Over the past decade there has been a growing realisation of the need to reform health and care systems in Australia to better coordinate care, improve quality and promote value.
For example, recent reports such as the 2017 Productivity Commission’s Shifting the Dial and the 2018 CSIRO report Future of Health criticised the existing disease-based, episodic, medicallydominated and institutionally- led characteristics of the Australian health system as being unable to respond effectively to the new challenges of age-related chronic illnesses and the very high percentage of Australians living in ill-health.
A more person-centred and integrated approach was required, including a shift in funding away from rewarding volume to incentivising value, empowering consumers, addressing health inequality, unlocking the value of digital health, and building integrated care ...
Aotearoa/New Zealand (Aotearoa/NZ) and the United States (U.S.) suffer inequities in health outcomes by race/ethnicity and socioeconomic status. This paper compares both countries’ approaches to health equity to inform policy efforts.

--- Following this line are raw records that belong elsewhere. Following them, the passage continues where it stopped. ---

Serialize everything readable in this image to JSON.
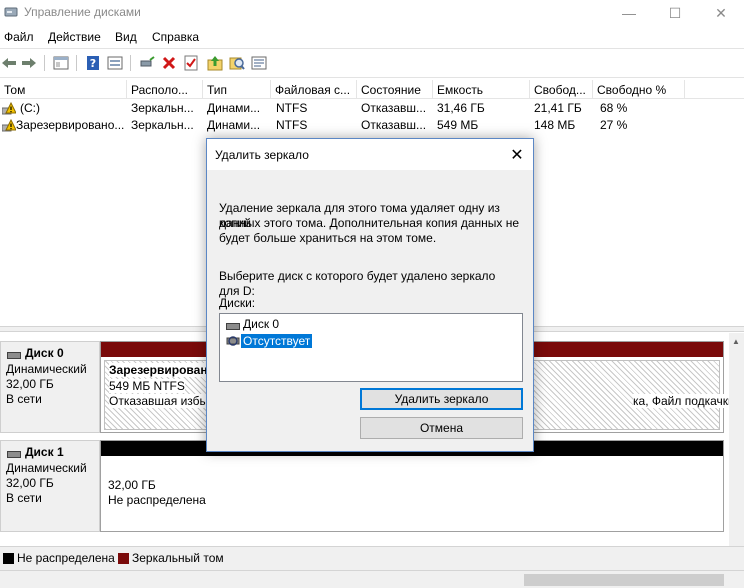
{
  "window": {
    "title": "Управление дисками",
    "controls": {
      "minimize": "—",
      "maximize": "☐",
      "close": "✕"
    }
  },
  "menu": [
    "Файл",
    "Действие",
    "Вид",
    "Справка"
  ],
  "toolbar": {
    "icons": [
      "back-icon",
      "forward-icon",
      "properties-icon",
      "help-icon",
      "view-icon",
      "connect-icon",
      "delete-icon",
      "check-icon",
      "import-icon",
      "search-icon",
      "list-icon"
    ],
    "colors": {
      "delete": "#d01818",
      "help": "#2b5fb4",
      "import": "#3a9b2f"
    }
  },
  "volume_table": {
    "columns": [
      "Том",
      "Располо...",
      "Тип",
      "Файловая с...",
      "Состояние",
      "Емкость",
      "Свобод...",
      "Свободно %"
    ],
    "rows": [
      [
        "(C:)",
        "Зеркальн...",
        "Динами...",
        "NTFS",
        "Отказавш...",
        "31,46 ГБ",
        "21,41 ГБ",
        "68 %"
      ],
      [
        "Зарезервировано...",
        "Зеркальн...",
        "Динами...",
        "NTFS",
        "Отказавш...",
        "549 МБ",
        "148 МБ",
        "27 %"
      ]
    ]
  },
  "disks": [
    {
      "name": "Диск 0",
      "type": "Динамический",
      "size": "32,00 ГБ",
      "status": "В сети",
      "volumes": [
        {
          "title": "Зарезервирован",
          "line1": "549 МБ NTFS",
          "line2": "Отказавшая избы"
        },
        {
          "line2": "ка, Файл подкачки)"
        }
      ]
    },
    {
      "name": "Диск 1",
      "type": "Динамический",
      "size": "32,00 ГБ",
      "status": "В сети",
      "volumes": [
        {
          "line1": "32,00 ГБ",
          "line2": "Не распределена"
        }
      ]
    }
  ],
  "legend": [
    {
      "label": "Не распределена",
      "color": "#000000"
    },
    {
      "label": "Зеркальный том",
      "color": "#7a0a0a"
    }
  ],
  "dialog": {
    "title": "Удалить зеркало",
    "description_lines": [
      "Удаление зеркала для этого тома удаляет одну из копий",
      "данных этого тома. Дополнительная копия данных не",
      "будет больше храниться на этом томе."
    ],
    "prompt": "Выберите диск с которого будет удалено зеркало для D:",
    "disks_label": "Диски:",
    "disk_list": [
      {
        "label": "Диск 0",
        "selected": false
      },
      {
        "label": "Отсутствует",
        "selected": true
      }
    ],
    "remove_button": "Удалить зеркало",
    "cancel_button": "Отмена",
    "close": "✕",
    "accent": "#0078d7"
  }
}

They developed a conceptual model that highlights how government and private policies influence health equity by impacting the healthcare system (access to care, structure and quality of care, payment of care), and integration of healthcare system with social services